Work through the entries below and show every line in which "have" is found.

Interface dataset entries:
Content starts

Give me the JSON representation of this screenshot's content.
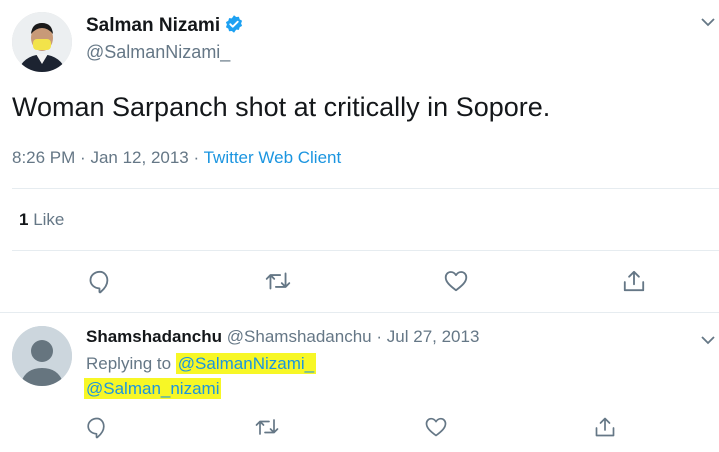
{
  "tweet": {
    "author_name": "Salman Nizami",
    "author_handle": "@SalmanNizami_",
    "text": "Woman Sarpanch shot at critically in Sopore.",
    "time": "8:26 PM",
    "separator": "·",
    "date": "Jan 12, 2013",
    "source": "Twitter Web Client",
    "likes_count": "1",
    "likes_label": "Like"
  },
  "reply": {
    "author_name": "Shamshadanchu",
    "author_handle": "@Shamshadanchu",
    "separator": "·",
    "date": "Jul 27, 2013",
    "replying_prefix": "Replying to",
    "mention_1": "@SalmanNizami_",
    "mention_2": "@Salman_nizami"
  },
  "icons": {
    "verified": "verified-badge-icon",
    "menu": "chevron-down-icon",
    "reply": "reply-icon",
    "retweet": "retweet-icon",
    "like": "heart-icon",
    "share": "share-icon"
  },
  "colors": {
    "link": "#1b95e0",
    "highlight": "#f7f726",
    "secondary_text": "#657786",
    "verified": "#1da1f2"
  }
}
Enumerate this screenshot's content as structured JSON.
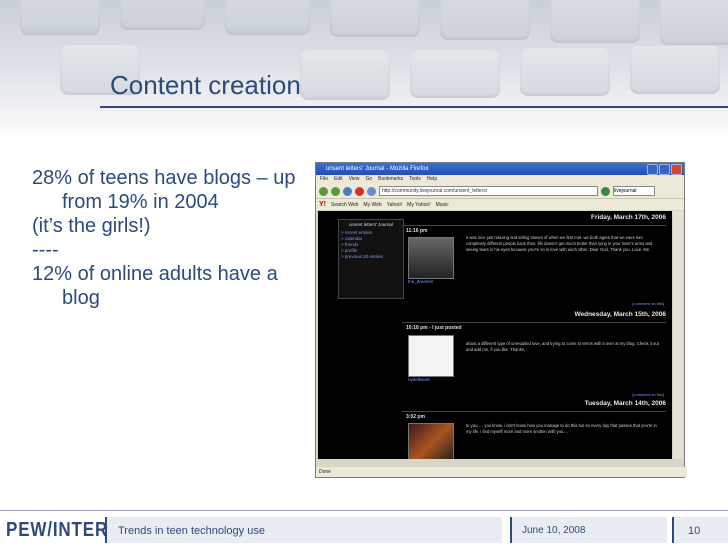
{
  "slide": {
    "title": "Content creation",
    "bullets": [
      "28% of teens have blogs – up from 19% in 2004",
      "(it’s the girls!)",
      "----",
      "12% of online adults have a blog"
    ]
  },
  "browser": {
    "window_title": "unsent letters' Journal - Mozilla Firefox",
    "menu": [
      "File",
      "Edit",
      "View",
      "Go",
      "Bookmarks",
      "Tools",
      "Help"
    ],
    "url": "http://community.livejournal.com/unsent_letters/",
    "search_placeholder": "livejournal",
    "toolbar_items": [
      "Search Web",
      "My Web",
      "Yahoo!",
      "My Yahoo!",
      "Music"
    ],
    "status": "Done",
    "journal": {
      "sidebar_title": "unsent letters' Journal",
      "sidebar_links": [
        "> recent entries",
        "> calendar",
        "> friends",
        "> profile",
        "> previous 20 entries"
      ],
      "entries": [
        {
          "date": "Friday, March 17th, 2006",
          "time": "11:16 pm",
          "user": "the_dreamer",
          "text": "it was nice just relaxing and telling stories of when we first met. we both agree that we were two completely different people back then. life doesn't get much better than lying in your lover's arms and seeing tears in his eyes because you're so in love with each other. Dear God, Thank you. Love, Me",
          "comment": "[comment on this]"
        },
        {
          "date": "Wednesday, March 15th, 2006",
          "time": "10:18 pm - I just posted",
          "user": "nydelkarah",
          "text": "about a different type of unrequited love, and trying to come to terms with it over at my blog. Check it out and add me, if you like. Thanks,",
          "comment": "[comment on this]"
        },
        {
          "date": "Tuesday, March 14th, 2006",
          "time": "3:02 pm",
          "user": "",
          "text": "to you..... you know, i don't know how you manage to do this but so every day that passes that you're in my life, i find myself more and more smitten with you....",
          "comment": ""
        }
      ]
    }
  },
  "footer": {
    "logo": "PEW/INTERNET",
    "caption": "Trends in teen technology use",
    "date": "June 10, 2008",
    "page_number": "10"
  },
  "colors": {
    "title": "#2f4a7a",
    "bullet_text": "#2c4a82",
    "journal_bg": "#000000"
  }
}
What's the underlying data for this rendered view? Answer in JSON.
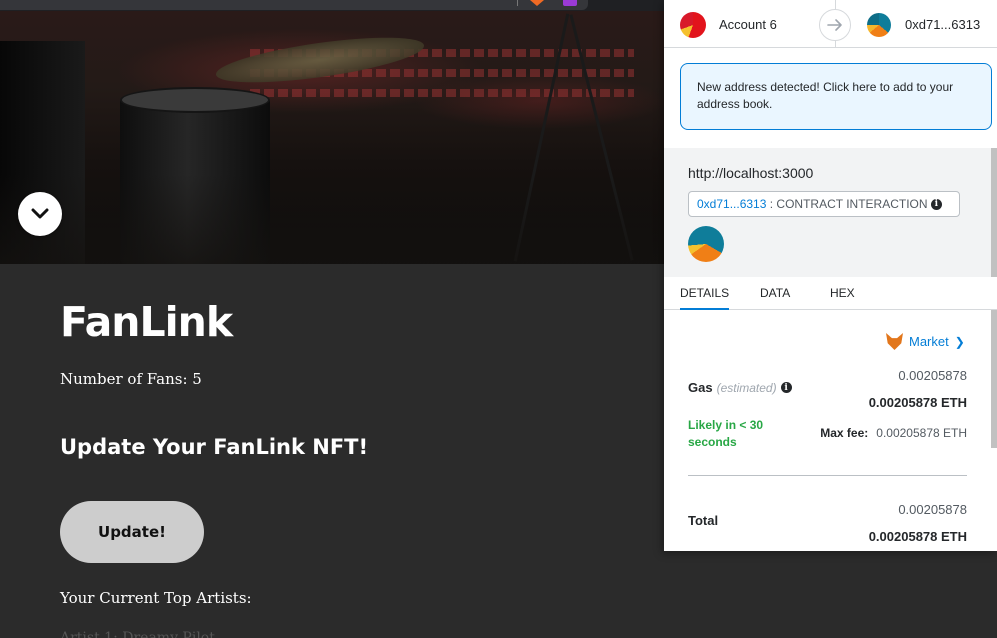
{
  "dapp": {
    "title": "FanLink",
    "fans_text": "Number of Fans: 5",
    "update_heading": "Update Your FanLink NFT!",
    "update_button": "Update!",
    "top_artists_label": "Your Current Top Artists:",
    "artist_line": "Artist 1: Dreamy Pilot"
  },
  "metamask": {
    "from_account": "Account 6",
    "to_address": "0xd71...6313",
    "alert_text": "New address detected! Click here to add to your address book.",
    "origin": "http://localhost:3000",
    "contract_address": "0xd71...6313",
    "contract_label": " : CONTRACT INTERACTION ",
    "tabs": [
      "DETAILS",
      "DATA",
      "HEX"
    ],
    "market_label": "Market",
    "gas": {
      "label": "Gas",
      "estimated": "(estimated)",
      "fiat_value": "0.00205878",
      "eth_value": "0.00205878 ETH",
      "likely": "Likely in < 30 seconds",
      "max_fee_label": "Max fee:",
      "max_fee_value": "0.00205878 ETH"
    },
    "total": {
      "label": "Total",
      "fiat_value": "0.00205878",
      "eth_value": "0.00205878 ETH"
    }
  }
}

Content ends

▶ **RESULT**
      "28% of teens have blogs – up from 19% in 2004",
      "12% of online adults have a blog"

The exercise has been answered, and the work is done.